── Extracted data ──

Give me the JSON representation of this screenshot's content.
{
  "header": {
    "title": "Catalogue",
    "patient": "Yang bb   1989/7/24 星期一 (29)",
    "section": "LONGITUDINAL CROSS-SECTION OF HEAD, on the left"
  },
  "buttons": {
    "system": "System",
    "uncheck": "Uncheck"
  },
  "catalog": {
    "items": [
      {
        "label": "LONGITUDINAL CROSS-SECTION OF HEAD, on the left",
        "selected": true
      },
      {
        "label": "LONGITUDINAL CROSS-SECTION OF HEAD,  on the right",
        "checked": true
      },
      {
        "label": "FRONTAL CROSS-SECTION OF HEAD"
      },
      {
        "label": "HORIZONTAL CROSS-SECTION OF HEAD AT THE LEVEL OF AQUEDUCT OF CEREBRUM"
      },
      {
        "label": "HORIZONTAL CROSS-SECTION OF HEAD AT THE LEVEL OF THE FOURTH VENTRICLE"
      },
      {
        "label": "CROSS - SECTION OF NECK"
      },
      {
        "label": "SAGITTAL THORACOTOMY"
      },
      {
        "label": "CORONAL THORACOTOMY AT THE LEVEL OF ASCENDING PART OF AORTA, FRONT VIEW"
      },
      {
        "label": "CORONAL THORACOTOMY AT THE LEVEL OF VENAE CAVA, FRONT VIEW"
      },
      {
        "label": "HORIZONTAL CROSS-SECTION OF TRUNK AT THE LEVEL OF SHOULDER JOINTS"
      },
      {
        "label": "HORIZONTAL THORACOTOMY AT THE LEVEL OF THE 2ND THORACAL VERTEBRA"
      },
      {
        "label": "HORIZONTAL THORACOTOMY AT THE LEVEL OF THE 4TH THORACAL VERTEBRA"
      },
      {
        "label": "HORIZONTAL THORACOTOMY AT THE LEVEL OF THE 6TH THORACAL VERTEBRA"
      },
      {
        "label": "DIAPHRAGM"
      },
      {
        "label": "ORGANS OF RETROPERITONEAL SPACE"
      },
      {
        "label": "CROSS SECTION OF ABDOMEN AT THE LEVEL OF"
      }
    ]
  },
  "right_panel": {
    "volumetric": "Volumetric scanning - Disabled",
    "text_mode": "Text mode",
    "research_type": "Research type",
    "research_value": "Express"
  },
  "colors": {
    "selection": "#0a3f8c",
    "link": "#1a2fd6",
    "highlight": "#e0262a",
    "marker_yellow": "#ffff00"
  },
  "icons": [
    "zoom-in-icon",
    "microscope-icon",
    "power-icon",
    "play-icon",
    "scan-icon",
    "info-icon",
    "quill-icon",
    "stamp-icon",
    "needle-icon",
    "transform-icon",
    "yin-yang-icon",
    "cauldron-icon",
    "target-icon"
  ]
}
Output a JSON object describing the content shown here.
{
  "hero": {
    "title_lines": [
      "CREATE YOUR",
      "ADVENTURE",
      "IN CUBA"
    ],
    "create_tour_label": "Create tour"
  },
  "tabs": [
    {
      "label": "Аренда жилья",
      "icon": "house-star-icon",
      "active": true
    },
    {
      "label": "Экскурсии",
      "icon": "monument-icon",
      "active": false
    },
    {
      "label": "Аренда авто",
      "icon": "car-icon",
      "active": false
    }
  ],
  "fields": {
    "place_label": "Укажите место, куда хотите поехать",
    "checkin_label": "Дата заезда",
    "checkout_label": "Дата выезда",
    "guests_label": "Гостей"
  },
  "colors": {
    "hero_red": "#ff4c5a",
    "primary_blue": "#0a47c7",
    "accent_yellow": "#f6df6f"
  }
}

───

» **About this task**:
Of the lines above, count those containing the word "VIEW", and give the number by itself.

» **Exercise output**:
2